‘The Survivor’ Premiers At Toronto International Film Festival
Barry Levinson is 79, so it doesn’t seem much of a leap to say that he made “The Survivor,” a true story of the Holocaust, as a late-career reckoning. The central character, Harry Haft, played by the remarkable Ben Foster, is a Polish Jew who gets sent to Auschwitz in 1943, where he sees the lowest circle of the inferno of the death camps. But he also becomes a boxer, sparring with other prisoners for the entertainment of the Nazis, and this allows him not to perish. What Harry does makes him, in effect, a cousin to the Sonderkommandos, the work units comprised of death-camp prisoners whose lives were extended because they did the grisly work of disposing of gas-chamber victims. “The Survivor” confronts the question of whether Harry was making a deal with the devil. (Actually, there’s no doubt that he was.
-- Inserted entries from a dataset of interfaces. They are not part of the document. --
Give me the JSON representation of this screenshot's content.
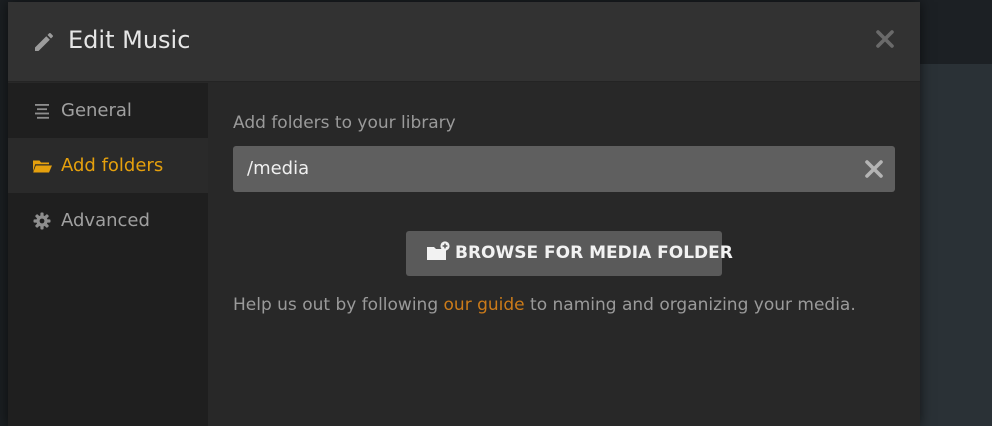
{
  "dialog": {
    "title": "Edit Music",
    "header_icon": "pencil-icon",
    "close_icon": "close-icon"
  },
  "sidebar": {
    "items": [
      {
        "label": "General",
        "icon": "list-icon",
        "active": false
      },
      {
        "label": "Add folders",
        "icon": "folder-open-icon",
        "active": true
      },
      {
        "label": "Advanced",
        "icon": "gear-icon",
        "active": false
      }
    ]
  },
  "content": {
    "section_label": "Add folders to your library",
    "folder_path": "/media",
    "clear_icon": "clear-icon",
    "browse_button": {
      "label": "BROWSE FOR MEDIA FOLDER",
      "icon": "folder-add-icon"
    },
    "help": {
      "before": "Help us out by following ",
      "link": "our guide",
      "after": " to naming and organizing your media."
    }
  },
  "colors": {
    "accent": "#e5a00d",
    "link": "#cc7b19",
    "modal_bg": "#282828",
    "header_bg": "#323232",
    "sidebar_bg": "#1f1f1f",
    "input_bg": "#5f5f5f",
    "button_bg": "#5a5a5a"
  }
}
The real question is: Was it a deal that God could forgive?) But since Harry is a fighter, and a good one, in movie terms he also can’t help but look heroic — like a strongman who fought back against the Nazis, and fought back against fate.